“He’s gorgeous. Just the other day I found myself cataloging his features. He really does have it going on. Plus, he’s smart and funny and good to animals.”
Penny hums mournfully. “Too bad he’s not a donor.”
“Ha. Yeah, it’s a bummer he hasn’t made a deposit at this sperm bank.” I tap the screen. “I’d order up one serving ASAP. Get that turkey baster inside me stat,” I bark as if I’d be saying that to the nurses while I tell them to shoot me up with Ryder Lockhart’s DNA.
Ryder Lockhart’s DNA.
The clouds part. The sun rises. The bells ring. Never have three words sounded more like a perfect solution to a problem.
“How does it work?” I ask. “The whole donation process.”
She stabs a carrot slice, chews, and swallows. “Well, there’s this thing guys do when they’re horny. It’s called”—she glances furtively from side to side—“jacking off.”

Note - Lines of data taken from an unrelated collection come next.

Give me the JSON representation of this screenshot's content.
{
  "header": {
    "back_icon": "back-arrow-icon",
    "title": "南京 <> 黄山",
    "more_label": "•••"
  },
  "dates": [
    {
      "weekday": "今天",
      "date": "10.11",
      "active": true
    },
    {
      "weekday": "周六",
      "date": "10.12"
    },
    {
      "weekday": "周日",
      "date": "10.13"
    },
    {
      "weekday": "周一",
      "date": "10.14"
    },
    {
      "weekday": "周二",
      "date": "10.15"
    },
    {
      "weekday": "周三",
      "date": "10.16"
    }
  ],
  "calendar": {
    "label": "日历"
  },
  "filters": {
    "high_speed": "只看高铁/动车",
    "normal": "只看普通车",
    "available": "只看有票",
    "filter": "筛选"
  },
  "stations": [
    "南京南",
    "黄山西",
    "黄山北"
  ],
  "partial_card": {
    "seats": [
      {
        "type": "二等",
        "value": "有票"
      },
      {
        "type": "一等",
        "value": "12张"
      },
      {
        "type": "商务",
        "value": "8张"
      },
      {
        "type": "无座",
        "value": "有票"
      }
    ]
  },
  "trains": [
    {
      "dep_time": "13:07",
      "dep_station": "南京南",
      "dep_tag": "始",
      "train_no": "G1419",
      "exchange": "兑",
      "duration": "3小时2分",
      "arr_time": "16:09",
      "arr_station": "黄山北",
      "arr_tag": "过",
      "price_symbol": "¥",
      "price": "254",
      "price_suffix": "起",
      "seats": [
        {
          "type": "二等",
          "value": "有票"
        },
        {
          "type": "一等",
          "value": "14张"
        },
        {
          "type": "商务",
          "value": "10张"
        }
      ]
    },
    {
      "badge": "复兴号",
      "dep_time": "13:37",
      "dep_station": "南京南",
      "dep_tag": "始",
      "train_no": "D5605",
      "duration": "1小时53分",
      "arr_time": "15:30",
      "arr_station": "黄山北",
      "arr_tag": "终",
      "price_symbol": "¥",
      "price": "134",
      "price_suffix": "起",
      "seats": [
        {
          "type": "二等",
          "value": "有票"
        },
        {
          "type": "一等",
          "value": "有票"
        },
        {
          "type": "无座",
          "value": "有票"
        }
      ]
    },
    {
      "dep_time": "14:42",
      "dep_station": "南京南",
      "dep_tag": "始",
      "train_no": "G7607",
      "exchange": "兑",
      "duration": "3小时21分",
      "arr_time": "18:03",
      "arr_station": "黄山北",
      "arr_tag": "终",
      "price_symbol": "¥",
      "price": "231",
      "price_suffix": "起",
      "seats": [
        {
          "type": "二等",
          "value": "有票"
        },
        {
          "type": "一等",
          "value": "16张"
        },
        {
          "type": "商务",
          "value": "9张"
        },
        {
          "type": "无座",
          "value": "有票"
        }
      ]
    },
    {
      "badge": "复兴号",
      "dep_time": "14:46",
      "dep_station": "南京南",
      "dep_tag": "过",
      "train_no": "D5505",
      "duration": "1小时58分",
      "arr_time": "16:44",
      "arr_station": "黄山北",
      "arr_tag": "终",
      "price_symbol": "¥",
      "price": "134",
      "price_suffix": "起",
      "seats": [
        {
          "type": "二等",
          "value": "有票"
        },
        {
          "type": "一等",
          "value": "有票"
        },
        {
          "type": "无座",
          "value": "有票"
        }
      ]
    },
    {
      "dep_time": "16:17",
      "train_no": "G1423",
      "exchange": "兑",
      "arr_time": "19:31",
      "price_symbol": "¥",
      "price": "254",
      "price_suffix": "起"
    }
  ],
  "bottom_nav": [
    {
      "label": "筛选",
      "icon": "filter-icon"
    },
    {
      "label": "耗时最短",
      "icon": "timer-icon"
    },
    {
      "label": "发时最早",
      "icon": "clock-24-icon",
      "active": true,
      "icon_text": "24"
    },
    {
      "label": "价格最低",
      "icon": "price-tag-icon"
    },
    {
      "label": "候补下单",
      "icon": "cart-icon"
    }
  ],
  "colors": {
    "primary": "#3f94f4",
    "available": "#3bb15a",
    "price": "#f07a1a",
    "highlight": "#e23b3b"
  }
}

“I’m well aware of how the protein shake is made. What I mean is, are we talking about one of those little rooms you go into?” I ask, since what man doesn’t have an image of a jerk-off chamber? “With magazines or porn or whatnot?”
“Yes, they schedule the donors for forty-minute sessions in them.”
“I’m more efficient than that, but that’s good to know.” I take another bite and chew. I set down the burger. “So, a nurse or orderly would escort me to a special room, and then I’d need to drop my drawers and whack off. Into a cup, right?”
“A plastic sample cup. With a top,” she says, and I’m kind of amazed that she’s answering every question like a champ. No blushing, no stammering.
“What do they provide for entertainment? Laptops? Computers? Or is it old school with Playboy?”
“They provide pornographic material in printed form as well as video on a TV screen.”
“Awesome. So I just choke the chicken in a room with a ton of other dudes going at it in their own rooms, too. Hand a cup to the nurse. She seals up the goods. Then, what’s next?”
“They do tests on your swimmers.”
“They’ll pass. Then you come in, maybe the same day, maybe a few days later?”
“Same day. We’d have to time everything to my cycle and when I’m ovulating.”
“Fine, so they undress you, prop you up on an exam table, and stick a turkey baster into you?”
“You paint a lovely picture of the process.”
I hold up a hand, waving her off. “Wait. I’m not done. You’re in nothing but a hospital gown. The doc tells you to put your cute little feet in stirrups, and they stick that baster up inside what I am sure is an absolutely gorgeous and heavenly home,” I say, because if she can complement my tadpoles, I can say something nice about the paradise between her legs. She mouths a thank you. “After the boys make the upstream trip, they send you home.” I mime patting her on the rear and then sending her out the door.
“I think you’ve got the basic idea.”
“And after that?”
“That’s all,” she says. “That’s all I’d want you to do. I don’t expect or want any involvement. I’d have all the paperwork drawn up in advance saying there are no legal rights, responsibilities, or expectations of parenting, and no financial commitments required.”
I’m almost ashamed to admit it, but that’s the clincher for me—the lack of involvement. If I’m ever going to raise a child, I’m damn well going to do it right. The whole nine yards, two parents, just like my mom and dad raised my brother, my sister, and me.
Nicole isn’t asking me to sign up for daddy duty, though. She doesn’t want me to help with diaper detail or midnight feedings.
She’s a friend asking for the help she needs so she can then do those things on her own.
And helping a friend seems like something I should consider.
Fine, she’s asking for a hell of a lot more than a dude to put together an IKEA TV stand, and those things are beyond Da Vinci Code-level cryptic. I’d like to see Robert Langdon decipher some IKEA assembly instructions. Good luck with that, Harvard symbologist.
I like Nicole. I respect the dickens out of this woman. I want to take her request as seriously as she’s asking it. “Can I have a few days to think about it?”
“Of course. Take all the time you need,” she says, then glances at an imaginary watch on her wrist. “It’s only my biological clock ticking.”